    Nuclear fallout from Castle Bravo impacted other parts of the Pacific too - an area of approximately 7,000 square miles experienced nuclear fallout.

    45 votes
  • 4
    53 VOTES

    Don't Use Hair Conditioner After A Nuclear Blast

    When a nuclear device detonates, the explosion triggers chemical reactions that shed radioactive particles, which rain down in a fairly large radius. Someone who may have survived an initial blast may be covered in these small particles; if that's the case, they should definitely avoid hair conditioner for a while. 

    As expert Andrew Karam explained to NPR, human hair follicles contain scales. "Radiation contamination particles can get between those scales," he said, adding that conditioner - which is engineered to trap moisture against a follicle - can trap particles of contamination inside the hair's scales.

    53 votes
  • Nuclear Weapons - And The Materials To Assemble Them - Are Available On The Black Market
    Photo: Unknown (DoD) / Wikimedia Commons / Public domain
    50 VOTES

    Nuclear Weapons - And The Materials To Assemble Them - Are Available On The Black Market

    The materials needed to assemble nuclear weapons aren't exactly easy to find; big-box stores generally don't stock their shelves with uranium, for instance.

    But that doesn't mean they're impossible to find.

    A black market exists that trades in nuclear weapons materials. In 2010, authorities caught up with two men peddling enriched uranium.

    Actual nuclear weapons can also be had for the right price. Journalists from France and the US have both successfully tracked down a black-market purveyor of such weapons. 

    50 votes
  • Nuclear Bombs Can Create Firestorms
    Photo: US Navy Public Affairs / Wikimedia Commons / Public domain
    33 VOTES

    Nuclear Bombs Can Create Firestorms

    A nuclear weapon's initial detonation will instantly kill anyone within a certain radius of the blast. But the thing about nuclear weapons is that their after-effects maximize devastation, leaving even more death and destruction in their wake.

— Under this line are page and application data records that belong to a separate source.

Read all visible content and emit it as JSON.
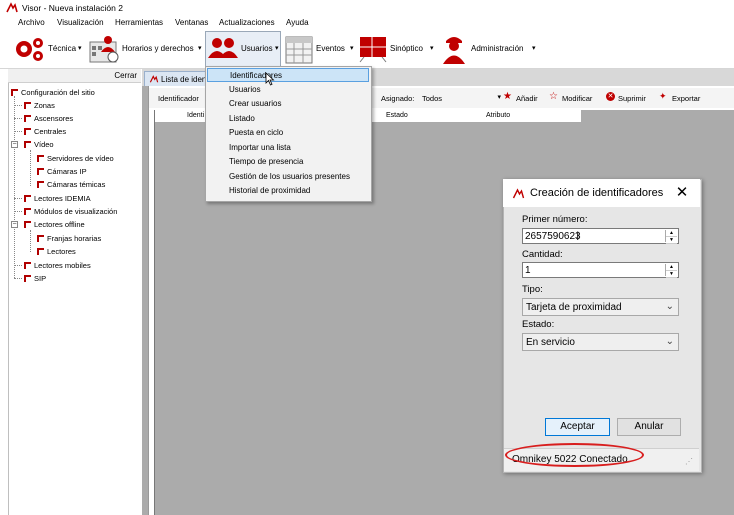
{
  "window": {
    "title": "Visor - Nueva instalación 2"
  },
  "menu": [
    "Archivo",
    "Visualización",
    "Herramientas",
    "Ventanas",
    "Actualizaciones",
    "Ayuda"
  ],
  "toolbar": {
    "tecnica": "Técnica",
    "horarios": "Horarios y derechos",
    "usuarios": "Usuarios",
    "eventos": "Eventos",
    "sinoptico": "Sinóptico",
    "administracion": "Administración"
  },
  "left_panel": {
    "close_label": "Cerrar",
    "tree": [
      "Configuración del sitio",
      "Zonas",
      "Ascensores",
      "Centrales",
      "Vídeo",
      "Servidores de vídeo",
      "Cámaras IP",
      "Cámaras témicas",
      "Lectores IDEMIA",
      "Módulos de visualización",
      "Lectores offline",
      "Franjas horarias",
      "Lectores",
      "Lectores mobiles",
      "SIP"
    ]
  },
  "tab": {
    "label": "Lista de iden"
  },
  "filter": {
    "identificador_label": "Identificador",
    "asignado_label": "Asignado:",
    "asignado_value": "Todos",
    "anadir": "Añadir",
    "modificar": "Modificar",
    "suprimir": "Suprimir",
    "exportar": "Exportar"
  },
  "grid_columns": [
    "Identi",
    "Estado",
    "Atributo"
  ],
  "usuarios_menu": [
    "Identificadores",
    "Usuarios",
    "Crear usuarios",
    "Listado",
    "Puesta en ciclo",
    "Importar una lista",
    "Tiempo de presencia",
    "Gestión de los usuarios presentes",
    "Historial de proximidad"
  ],
  "dialog": {
    "title": "Creación de identificadores",
    "primer_numero_label": "Primer número:",
    "primer_numero_value": "2657590623",
    "cantidad_label": "Cantidad:",
    "cantidad_value": "1",
    "tipo_label": "Tipo:",
    "tipo_value": "Tarjeta de proximidad",
    "estado_label": "Estado:",
    "estado_value": "En servicio",
    "aceptar": "Aceptar",
    "anular": "Anular",
    "status": "Omnikey 5022 Conectado"
  }
}
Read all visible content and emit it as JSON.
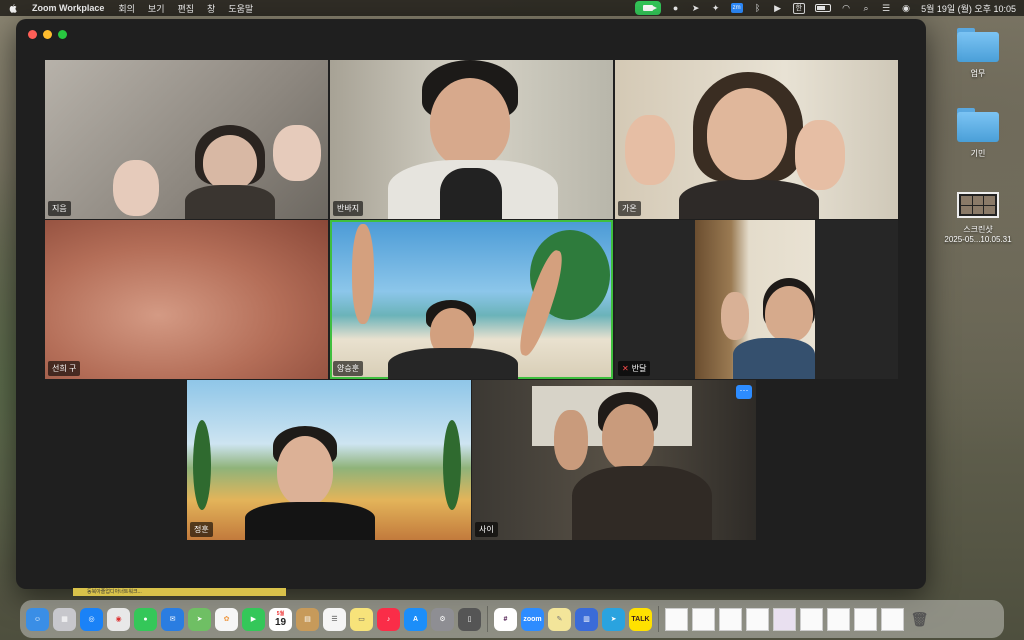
{
  "menubar": {
    "app_name": "Zoom Workplace",
    "menus": [
      "회의",
      "보기",
      "편집",
      "창",
      "도움말"
    ],
    "zoom_badge": "zm",
    "lang_badge": "한",
    "datetime": "5월 19일 (월) 오후 10:05"
  },
  "desktop": {
    "items": [
      {
        "label": "업무",
        "icon": "folder-icon"
      },
      {
        "label": "기민",
        "icon": "folder-icon"
      },
      {
        "label": "스크린샷",
        "sublabel": "2025-05...10.05.31",
        "icon": "screenshot-thumbnail"
      }
    ]
  },
  "meeting": {
    "participants": [
      {
        "name": "지음"
      },
      {
        "name": "반바지"
      },
      {
        "name": "가온"
      },
      {
        "name": "선희 구"
      },
      {
        "name": "양승훈",
        "active_speaker": true
      },
      {
        "name": "반달",
        "muted": true
      },
      {
        "name": "정훈"
      },
      {
        "name": "사이"
      }
    ],
    "more_button": "···"
  },
  "notification_strip": "동북아졸업디아너트워크...",
  "dock": {
    "calendar_day": "19",
    "calendar_month": "5월",
    "apps": [
      "finder",
      "launchpad",
      "safari",
      "chrome",
      "messages",
      "mail",
      "maps",
      "photos",
      "facetime",
      "calendar",
      "wallet",
      "reminders",
      "notes",
      "music",
      "app-store",
      "settings",
      "iphone-mirroring",
      "slack",
      "zoom",
      "notes-yellow",
      "notebook",
      "telegram",
      "kakaotalk"
    ],
    "zoom_label": "zoom",
    "talk_label": "TALK",
    "colors": {
      "finder": "#3a8ee6",
      "chrome": "#e8e8e8",
      "messages": "#34c759",
      "mail": "#2a7de1",
      "facetime": "#34c759",
      "music": "#fa2d48",
      "app_store": "#1c8ef9",
      "slack": "#ffffff",
      "zoom": "#2d8cff",
      "telegram": "#2aa3df",
      "kakaotalk": "#ffe100"
    }
  },
  "colors": {
    "window_bg": "#1f1f1f",
    "active_speaker_border": "#3fbf3f",
    "traffic_red": "#ff5f57",
    "traffic_yellow": "#febc2e",
    "traffic_green": "#28c840",
    "zoom_accent": "#2d8cff"
  }
}
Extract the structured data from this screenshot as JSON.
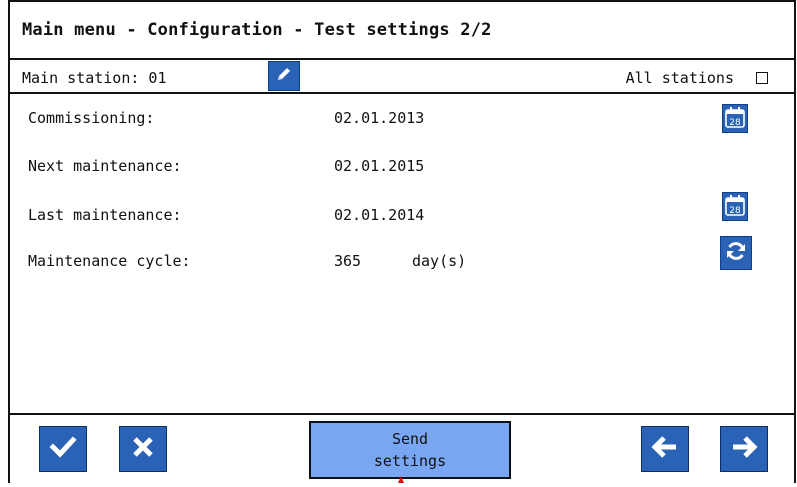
{
  "header": {
    "title": "Main menu - Configuration - Test settings 2/2"
  },
  "station": {
    "label": "Main station: 01",
    "edit_icon": "pencil-icon",
    "all_stations_label": "All stations",
    "all_stations_checked": false
  },
  "rows": [
    {
      "label": "Commissioning:",
      "value": "02.01.2013",
      "unit": "",
      "icon": "calendar-icon",
      "icon_text": "28"
    },
    {
      "label": "Next maintenance:",
      "value": "02.01.2015",
      "unit": "",
      "icon": "",
      "icon_text": ""
    },
    {
      "label": "Last maintenance:",
      "value": "02.01.2014",
      "unit": "",
      "icon": "calendar-icon",
      "icon_text": "28"
    },
    {
      "label": "Maintenance cycle:",
      "value": "365",
      "unit": "day(s)",
      "icon": "refresh-icon",
      "icon_text": ""
    }
  ],
  "footer": {
    "confirm_icon": "check-icon",
    "cancel_icon": "close-icon",
    "send_label_line1": "Send",
    "send_label_line2": "settings",
    "back_icon": "arrow-left-icon",
    "forward_icon": "arrow-right-icon"
  },
  "colors": {
    "button_blue": "#2a63b6",
    "send_button": "#79a6f2",
    "marker": "#e01010"
  }
}
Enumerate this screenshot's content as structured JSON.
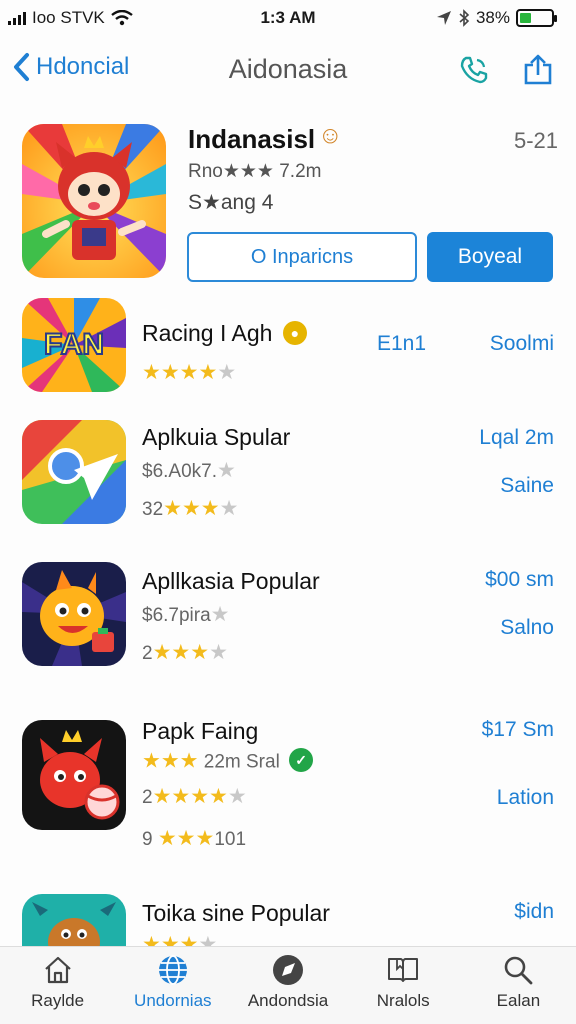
{
  "status_bar": {
    "carrier": "Ioo STVK",
    "time": "1:3 AM",
    "battery": "38%",
    "battery_level": 0.38
  },
  "nav": {
    "back_label": "Hdoncial",
    "title": "Aidonasia"
  },
  "featured": {
    "name": "Indanasisl",
    "count": "5-21",
    "subtitle": "Rno★★★ 7.2m",
    "subtitle2": "S★ang 4",
    "button_outline": "O Inparicns",
    "button_fill": "Boyeal"
  },
  "list": [
    {
      "name": "Racing I Agh",
      "rating": 4,
      "right_top": "E1n1",
      "right_bottom": "Soolmi"
    },
    {
      "name": "Aplkuia Spular",
      "sub1": "$6.A0k7.",
      "sub2": "32",
      "rating": 4,
      "right_top": "Lqal 2m",
      "right_bottom": "Saine"
    },
    {
      "name": "Apllkasia Popular",
      "sub1": "$6.7pira",
      "sub2": "2",
      "rating": 3,
      "right_top": "$00 sm",
      "right_bottom": "Salno"
    },
    {
      "name": "Papk Faing",
      "sub1": "22m Sral",
      "sub2": "2",
      "sub3_prefix": "9",
      "sub3_suffix": "101",
      "rating": 4,
      "right_top": "$17 Sm",
      "right_bottom": "Lation"
    },
    {
      "name": "Toika sine Popular",
      "rating": 3,
      "right_top": "$idn"
    }
  ],
  "tabs": [
    {
      "label": "Raylde",
      "icon": "home-icon"
    },
    {
      "label": "Undornias",
      "icon": "globe-icon"
    },
    {
      "label": "Andondsia",
      "icon": "compass-icon"
    },
    {
      "label": "Nralols",
      "icon": "book-icon"
    },
    {
      "label": "Ealan",
      "icon": "search-icon"
    }
  ],
  "colors": {
    "accent": "#1f7fd3",
    "star": "#f3bb1c",
    "badge_yellow": "#e6b400",
    "badge_green": "#22a548"
  }
}
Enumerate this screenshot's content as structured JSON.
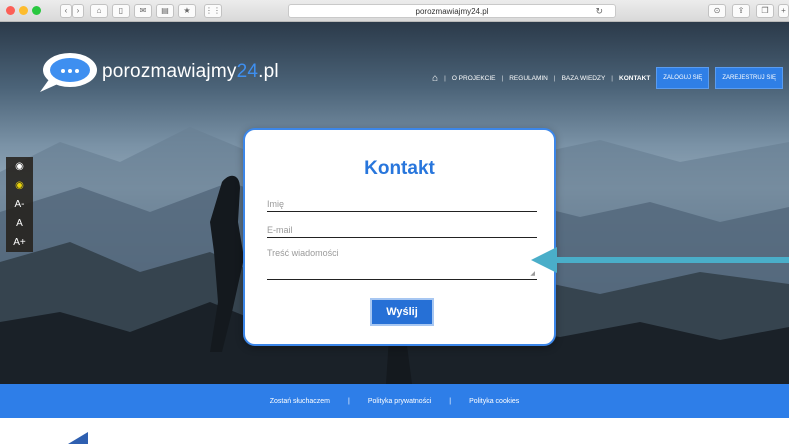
{
  "browser": {
    "url": "porozmawiajmy24.pl"
  },
  "logo": {
    "text_main": "porozmawiajmy",
    "text_accent": "24",
    "text_suffix": ".pl",
    "bubble_dots": "..."
  },
  "nav": {
    "items": [
      {
        "label": "O PROJEKCIE"
      },
      {
        "label": "REGULAMIN"
      },
      {
        "label": "BAZA WIEDZY"
      },
      {
        "label": "KONTAKT"
      }
    ],
    "login": "ZALOGUJ SIĘ",
    "register": "ZAREJESTRUJ SIĘ"
  },
  "a11y": {
    "font_decrease": "A-",
    "font_normal": "A",
    "font_increase": "A+"
  },
  "contact": {
    "title": "Kontakt",
    "name_placeholder": "Imię",
    "email_placeholder": "E-mail",
    "message_placeholder": "Treść wiadomości",
    "submit": "Wyślij"
  },
  "footer": {
    "links": [
      "Zostań słuchaczem",
      "Polityka prywatności",
      "Polityka cookies"
    ],
    "separator": "|"
  },
  "colors": {
    "brand_blue": "#2e7ee8",
    "accent_yellow": "#e8d20a",
    "arrow_teal": "#4aaec9"
  }
}
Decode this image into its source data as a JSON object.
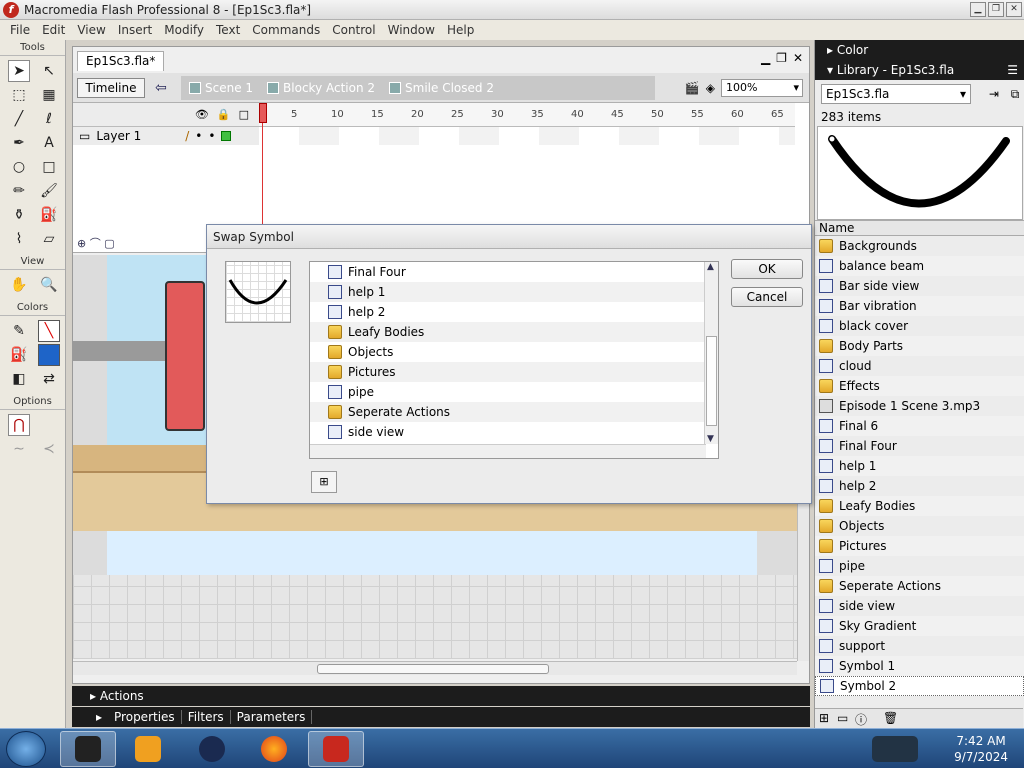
{
  "window": {
    "title": "Macromedia Flash Professional 8 - [Ep1Sc3.fla*]"
  },
  "menu": [
    "File",
    "Edit",
    "View",
    "Insert",
    "Modify",
    "Text",
    "Commands",
    "Control",
    "Window",
    "Help"
  ],
  "tools": {
    "header": "Tools",
    "view_header": "View",
    "colors_header": "Colors",
    "options_header": "Options"
  },
  "document": {
    "tab": "Ep1Sc3.fla*",
    "timeline_button": "Timeline",
    "breadcrumbs": [
      "Scene 1",
      "Blocky Action 2",
      "Smile Closed 2"
    ],
    "zoom": "100%"
  },
  "timeline": {
    "layer_name": "Layer 1",
    "ruler": [
      "5",
      "10",
      "15",
      "20",
      "25",
      "30",
      "35",
      "40",
      "45",
      "50",
      "55",
      "60",
      "65"
    ]
  },
  "panels": {
    "actions": "Actions",
    "properties": "Properties",
    "filters": "Filters",
    "parameters": "Parameters"
  },
  "right": {
    "color_title": "Color",
    "library_title": "Library - Ep1Sc3.fla",
    "library_doc": "Ep1Sc3.fla",
    "item_count": "283 items",
    "name_header": "Name",
    "items": [
      {
        "label": "Backgrounds",
        "type": "folder"
      },
      {
        "label": "balance beam",
        "type": "symbol"
      },
      {
        "label": "Bar side view",
        "type": "symbol"
      },
      {
        "label": "Bar vibration",
        "type": "symbol"
      },
      {
        "label": "black cover",
        "type": "symbol"
      },
      {
        "label": "Body Parts",
        "type": "folder"
      },
      {
        "label": "cloud",
        "type": "symbol"
      },
      {
        "label": "Effects",
        "type": "folder"
      },
      {
        "label": "Episode 1 Scene 3.mp3",
        "type": "sound"
      },
      {
        "label": "Final 6",
        "type": "symbol"
      },
      {
        "label": "Final Four",
        "type": "symbol"
      },
      {
        "label": "help 1",
        "type": "symbol"
      },
      {
        "label": "help 2",
        "type": "symbol"
      },
      {
        "label": "Leafy Bodies",
        "type": "folder"
      },
      {
        "label": "Objects",
        "type": "folder"
      },
      {
        "label": "Pictures",
        "type": "folder"
      },
      {
        "label": "pipe",
        "type": "symbol"
      },
      {
        "label": "Seperate Actions",
        "type": "folder"
      },
      {
        "label": "side view",
        "type": "symbol"
      },
      {
        "label": "Sky Gradient",
        "type": "symbol"
      },
      {
        "label": "support",
        "type": "symbol"
      },
      {
        "label": "Symbol 1",
        "type": "symbol"
      },
      {
        "label": "Symbol 2",
        "type": "symbol",
        "selected": true
      }
    ]
  },
  "dialog": {
    "title": "Swap Symbol",
    "ok": "OK",
    "cancel": "Cancel",
    "items": [
      {
        "label": "Final Four",
        "type": "symbol"
      },
      {
        "label": "help 1",
        "type": "symbol"
      },
      {
        "label": "help 2",
        "type": "symbol"
      },
      {
        "label": "Leafy Bodies",
        "type": "folder"
      },
      {
        "label": "Objects",
        "type": "folder"
      },
      {
        "label": "Pictures",
        "type": "folder"
      },
      {
        "label": "pipe",
        "type": "symbol"
      },
      {
        "label": "Seperate Actions",
        "type": "folder"
      },
      {
        "label": "side view",
        "type": "symbol"
      }
    ]
  },
  "taskbar": {
    "time": "7:42 AM",
    "date": "9/7/2024"
  }
}
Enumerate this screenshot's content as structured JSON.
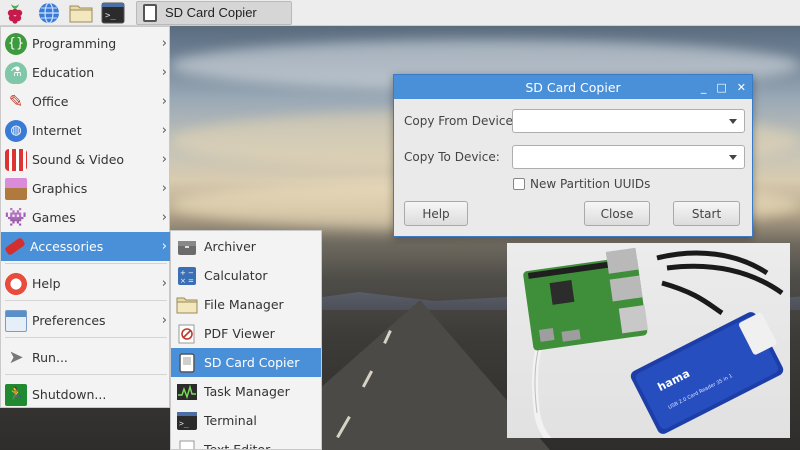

    The heat the devices generate is supernatural; scientists estimate that, at the time of explosion, the heat is up to five times hotter than the sun. It's no wonder that one of the aftereffects of a nuclear bombing can be a firestorm, depending on the size of the blast and other conditions. As Encyclopedia Britannica described it:

    If the individual fires are extensive enough, they can coalesce into a mass fire known as a firestorm, generating a single convective column of rising hot gases that sucks in fresh air from the periphery. The inward-rushing winds and the extremely high temperatures generated in a firestorm consume virtually everything combustible.

    When the US bombed Hiroshima in August 1945, a firestorm raged across the city's level ground and incinerated 4.4 square miles. 

    33 votes